“Rather than concede to the state of Missouri….the right to dictate to my government in any matter however unimportant, I would see you, and you, and you, and you, and you, and every man, woman, and child in the state dead and buried. This means war."
Following the capture of Camp Jackson a tentative peace was settled between the Union troops in Missouri under General William S. Harney and the rebellious Missouri State Guard under General Sterling Price and Governor Claiborne Fox Jackson. This agreement, known as the Harney-Price Agreement, was furiously opposed by unconditional Unionists such as Colonel Frank Blair Jr. and Captain Nathaniel Lyon. They believed that this agreement would never last, and provided the secessionists in control of the state government time to prepare defenses. Abraham Lincoln agreed when Blair took his concerns to the White House, and on May 31, 1861, General Harney was replaced by the newly promoted Brigadier General Nathaniel Lyon.
Lyon and Blair were right to be concerned, as Jackson had already requested Confederate troops be sent to Missouri. With Lyon in command, the Harney-Price Agreement was no more. Jackson and Price would try one last time to delay Union action. They planned a face-to-face meeting with Gen. Lyon at Planter’s House Hotel in St. Louis. The meeting took place on June 10 and after four or five hours of discussion Lyon decided that no agreement could be made.
One version of events describes him rising from his seat and saying,
“Rather than concede to the state of Missouri the right to demand that my government shall not enlist troops within her limits, or bring troops into the state whenever it pleases, or move its troops at its own will into, or out of, or through the state; rather than to concede to the state of Missouri for one single instant the right to dictate to my government in any matter however unimportant, I would see you, and you, and you, and you, and you, and every man, woman, and child in the state dead and buried. This means war.”

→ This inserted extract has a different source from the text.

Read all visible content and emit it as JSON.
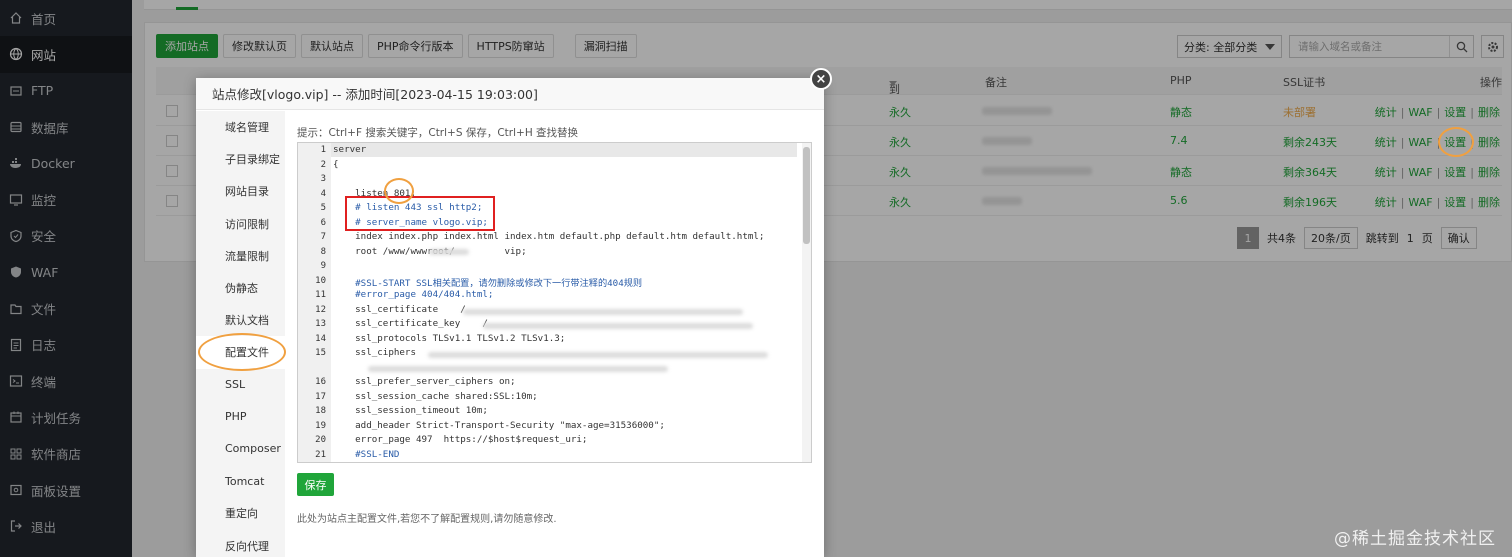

Gen. Lyon, assisted by Col. Frank Blair Jr., gathered a force to drive the secessionist government from the capital, Jefferson City. He sent a second force under the command of Col. Franz Sigel, a veteran of the German Revolution of 1848. This force would take the railhead at Rolla and then proceed to set up a Union force at Springfield. Lyon believed that when he drove the secessionist government and Missouri State Guard from the capital they would flee down the western side of Missouri and try to join the Confederate army of Gen. Benjamin McCulloch in northern Arkansas. With Col. Sigel in Springfield and Gen. Lyon pursuing them from behind, the combined Union forces would be able to trap the secessionists before they could join the Confederates.
Lyon arrived with his force in Jefferson City on June 15 to find the city abandoned. Governor Jackson had determined that Boonville with its pro-South views was a better location to face Lyon. At Boonville, Lyon easily faced down a small force under the command of Jackson, but a larger force under General Price had already moved south to join with the Confederates. The easy victory encouraged Lyon, but he was hampered by heavy rains and muddy roads.
In the meantime, Jackson made his way south as quickly as possible. On the way he gained reinforcements, including 3,000 troops led by General James S. Rains. The Union forces under Col. Sigel made their way toward Springfield to trap Jackson between Sigel’s force and Lyon’s. Unfortunately, with Jackson in front of him and Price and McCulloch behind him the possibility existed that he himself would be trapped. Col. Sigel decided to leave a small force at Neosho and marched with his main force to meet Jackson at Carthage. Outnumbered four to one, Sigel’s force was defeated, and his remaining force at Neosho was defeated by Price and McCulloch shortly after.
Lyon’s force was greatly in need of reinforcements in order to face the combined Southern force. The new commander of the Department of the West, John C. Frémont, decided to send what troops he had to defend the mouth of the Ohio at Cairo, Illinois, leaving Lyon on his own. Faced with a much larger Southern army, Lyon had to choose between retreating to the railhead at Rolla or facing Jackson, Price, and McCulloch. He marched to Springfield, where he surprise attacked the enemy in what became known as the Battle of Wilson’s Creek. This battle resulted in large losses for the North, including the death of Gen. Lyon. The Union forces retreated to Rolla, and the Southern force claimed victory.
Following Wilson’s Creek, Gen. Price wanted to pursue the Union forces. Gen. McCulloch chose instead to head back to Arkansas. He was concerned about his supply train and had a deteriorating relationship with Price. This left Price with a much smaller force, but with control over the southwestern part of the state.
In October 1861, General Frémont would attempt to drive Price from the state, but after a defeat at Lexington and his refusal to rescind an order he had sent emancipating the slaves of rebellious Missourians, Frémont was removed from office by Lincoln. The Union wouldn’t succeed in fully gaining control of southwest Missouri until after the Confederate defeat at Pea Ridge, Arkansas, in March 1862.
Secessionist – being in support of the withdrawal from the Union of 11 Southern states in the period 1860–1861, which brought on the Civil War.